May 7, 2014 (KHARTOUM) – The leader of Sudan’s National Umma Party (NUP), al-Sadiq al-Mahdi, has urged leading figure Mubarak al-Fadil to establish another political party, saying the latter wouldn’t be allowed to rejoin the NUP.
- Mubarak Al-Fadil Al-Mahdi leading figure in the National Umma Party (NUP), left and his cousin the NUP chief al-Sadiq Al-Mahdi, right.
He said at a press conference on Wednesday that al-Fadil has a habit of bringing with him "too much trouble" stressing that accepting him into the NUP is contingent upon his commitment to NUP’s institutions and constitution.
Al-Fadil, who returned to Khartoum on Tuesday after spending two years in voluntary exile, announced that he would seek to end differences within the NUP, saying he does not mind meeting with al-Mahdi to settle his differences with him.
Al-Fadil, who is al-Mahdi’s cousin, defected from the NUP in 2002 and formed the Umma Reform and Renewal Party (URRP). He was of the view at the time that the NUP should take part in the government while al-Mahdi rejected any participation in a non-democratically elected government.
The two men exchanged bitter accusations during the 2002-2003 period. He was appointed as a presidential adviser for economic affairs in 2002. Several members of his newly created party were also appointed in various positions in the government.
He was sacked in 2004 after a dispute with president Omer Hassan al-Bashir and was arrested in 2007 with a number of retired army generals and accused of attempting to stage a coup but was released five months later after it was revealed that the evidence against him and the others was fabricated.
Al-Fadil disbanded his breakaway group and rejoined the NUP in January 2011. The two men appeared to have normalised their relationship briefly before differences emerged and they renewed their personal attacks on each other.
In a public letter to al-Mahdi last week, al-Fadil urged him to step down to give room to a new generation and play a symbolic role in the background.
But during the NUP Central Commission meeting last week, al-Mahdi gave a subtle response saying that those who call for his resignation are “jealous” people want to destroy the party.
In a separate issue, Al-Mahdi called for developing a roadmap for the national dialogue and proposed holding a preparatory meeting of equal representation from the government and the opposition in order to determine the dialogue’s agenda, title, date and place to achieve the desired objective.
He predicted that the national dialogue would convene within a period not exceeding two weeks, adding they are committed to meet the confidence-building measures including renouncing violence, avoiding use of improper rhetoric, committing to Sudan’s unity, and normalising relations with the international community.
He defended election of the new NUP secretary general, Sara Nugdalla, saying she was unanimously chosen by the party’s Central Commission.
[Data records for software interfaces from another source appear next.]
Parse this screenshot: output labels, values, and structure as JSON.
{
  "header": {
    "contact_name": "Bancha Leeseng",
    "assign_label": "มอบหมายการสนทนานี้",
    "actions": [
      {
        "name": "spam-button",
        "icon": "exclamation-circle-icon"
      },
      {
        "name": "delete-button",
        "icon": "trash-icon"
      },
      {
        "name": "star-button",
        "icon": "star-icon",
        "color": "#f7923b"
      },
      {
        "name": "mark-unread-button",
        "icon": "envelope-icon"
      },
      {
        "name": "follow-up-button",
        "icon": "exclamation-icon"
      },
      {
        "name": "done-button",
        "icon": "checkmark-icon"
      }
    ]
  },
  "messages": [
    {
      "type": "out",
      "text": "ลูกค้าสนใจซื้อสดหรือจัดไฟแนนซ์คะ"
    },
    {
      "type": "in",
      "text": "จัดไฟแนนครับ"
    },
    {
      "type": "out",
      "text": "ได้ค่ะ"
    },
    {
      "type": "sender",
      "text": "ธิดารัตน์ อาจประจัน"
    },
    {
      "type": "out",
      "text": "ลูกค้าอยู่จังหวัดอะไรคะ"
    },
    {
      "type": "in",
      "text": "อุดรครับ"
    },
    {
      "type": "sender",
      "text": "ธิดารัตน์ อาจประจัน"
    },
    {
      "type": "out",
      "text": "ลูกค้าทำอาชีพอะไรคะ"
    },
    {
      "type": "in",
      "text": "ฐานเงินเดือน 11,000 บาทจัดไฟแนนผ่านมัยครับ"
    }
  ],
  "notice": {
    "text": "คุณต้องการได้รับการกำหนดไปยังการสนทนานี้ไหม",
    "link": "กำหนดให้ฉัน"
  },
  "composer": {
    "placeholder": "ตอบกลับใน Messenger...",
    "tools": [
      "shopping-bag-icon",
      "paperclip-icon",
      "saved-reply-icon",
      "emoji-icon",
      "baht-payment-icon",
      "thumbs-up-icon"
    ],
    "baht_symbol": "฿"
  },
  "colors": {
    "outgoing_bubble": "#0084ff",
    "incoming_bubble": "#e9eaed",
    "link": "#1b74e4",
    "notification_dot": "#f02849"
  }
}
Al-Mahdi further described Nugdalla’s election as a significant step towards modernity and a qualitative leap in the NUP’s political approach.
He said the former secretary general, Ibrahim Al-Amin, lost the trust of all those who supported him for two years, underscoring that confidence was withdrawn from him by the consensus of the Central Commission due to his unilateral acts.
The NUP leader added that al-Amin despises and belittles the Central Commission by throwing baseless accusations, noting that such behavior would weaken the unity of the party.
Observers say Al-Mahdi has been uneasy with the election of Al-Amin in 2012 over his predecessor Sideeg Ismail who is viewed suspiciously by the NUP base as being close to the ruling National Congress Party (NCP) but is strongly backed by al-Mahdi.
Al-Mahdi afterward appointed Ismail as his vice-president in a move that was seen as a challenge to his ouster from the secretary-general post.
Al-Amin accused al-Mahdi subtly at first then publicly of interfering in his work and seeking to force him to appoint certain figures to the secretariat.
He also suggested that the NUP’s current challenge is between those who want rapprochement with NCP and those who oppose it like himself.
Meanwhile, the NUP leader’s office denied reports posted on a website that they had threatened reporters who covered the meetings of the central body, stressing they didn’t contact any reporters or editors in chief in this regard.